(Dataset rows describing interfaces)
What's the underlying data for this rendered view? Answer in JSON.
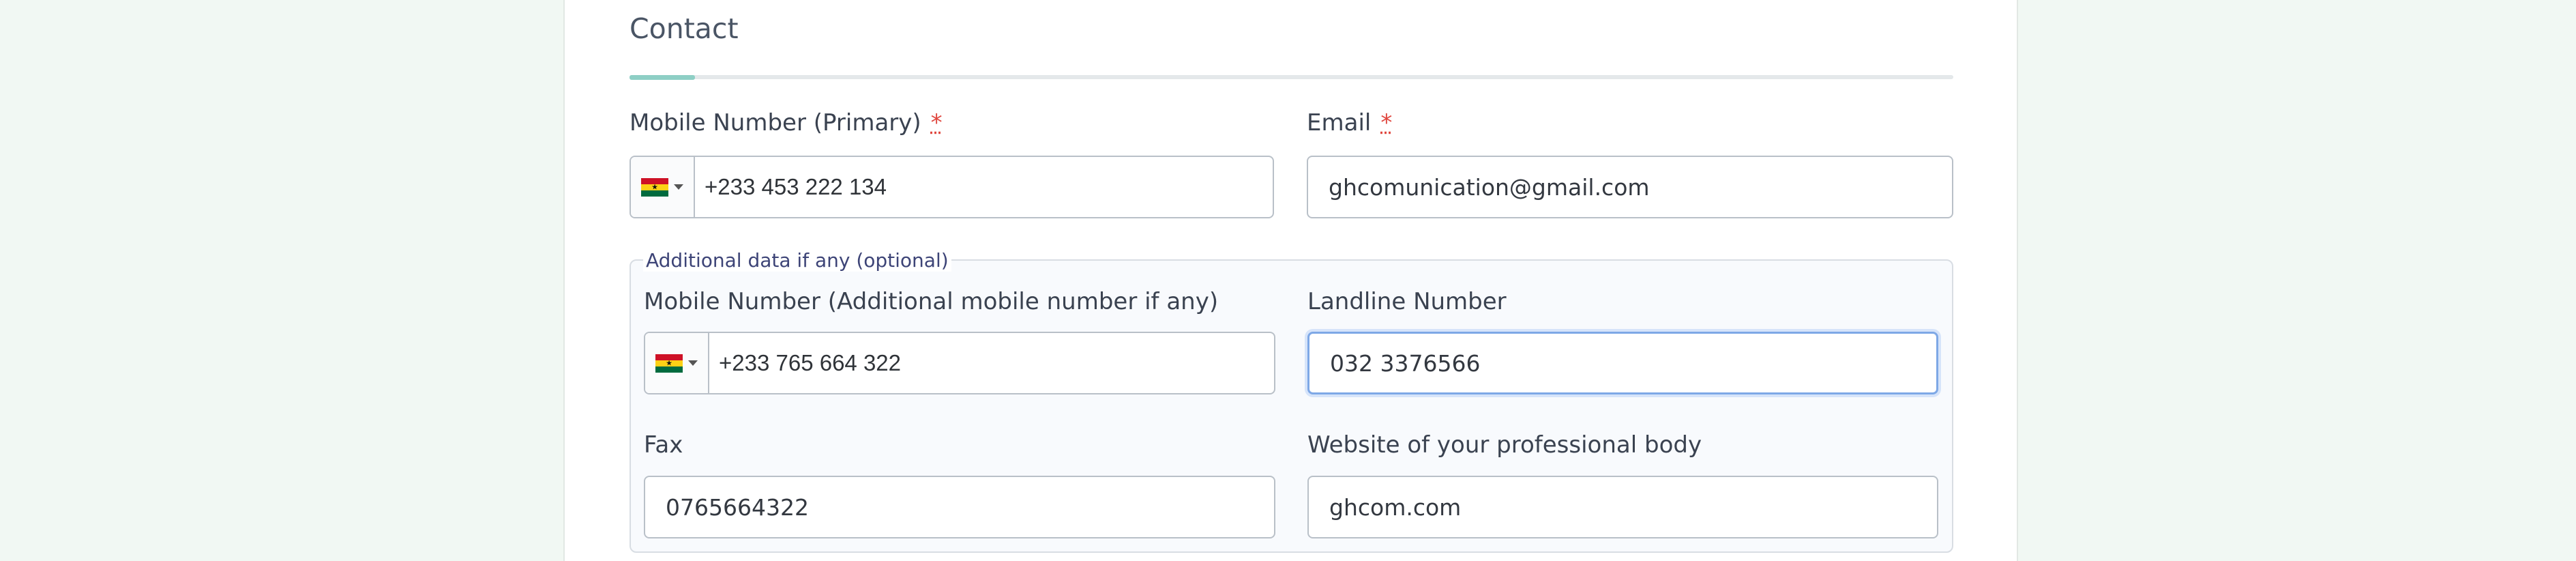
{
  "section": {
    "title": "Contact"
  },
  "primary_mobile": {
    "label": "Mobile Number (Primary)",
    "required_mark": "*",
    "value": "+233 453 222 134"
  },
  "email": {
    "label": "Email",
    "required_mark": "*",
    "value": "ghcomunication@gmail.com"
  },
  "additional": {
    "legend": "Additional data if any (optional)",
    "mobile": {
      "label": "Mobile Number (Additional mobile number if any)",
      "value": "+233 765 664 322"
    },
    "landline": {
      "label": "Landline Number",
      "value": "032 3376566"
    },
    "fax": {
      "label": "Fax",
      "value": "0765664322"
    },
    "website": {
      "label": "Website of your professional body",
      "value": "ghcom.com"
    }
  },
  "colors": {
    "accent": "#8ecfc5",
    "required": "#e0473f",
    "focus": "#7ea8e6",
    "page_bg": "#f1f8f3"
  },
  "icons": {
    "country_flag": "ghana-flag-icon",
    "dropdown": "caret-down-icon"
  }
}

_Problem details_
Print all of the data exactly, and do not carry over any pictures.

_Answer to this task_
What's the underlying data for this rendered view? Answer in JSON.
{
  "section": {
    "title": "Contact"
  },
  "primary_mobile": {
    "label": "Mobile Number (Primary)",
    "required_mark": "*",
    "value": "+233 453 222 134"
  },
  "email": {
    "label": "Email",
    "required_mark": "*",
    "value": "ghcomunication@gmail.com"
  },
  "additional": {
    "legend": "Additional data if any (optional)",
    "mobile": {
      "label": "Mobile Number (Additional mobile number if any)",
      "value": "+233 765 664 322"
    },
    "landline": {
      "label": "Landline Number",
      "value": "032 3376566"
    },
    "fax": {
      "label": "Fax",
      "value": "0765664322"
    },
    "website": {
      "label": "Website of your professional body",
      "value": "ghcom.com"
    }
  },
  "colors": {
    "accent": "#8ecfc5",
    "required": "#e0473f",
    "focus": "#7ea8e6",
    "page_bg": "#f1f8f3"
  },
  "icons": {
    "country_flag": "ghana-flag-icon",
    "dropdown": "caret-down-icon"
  }
}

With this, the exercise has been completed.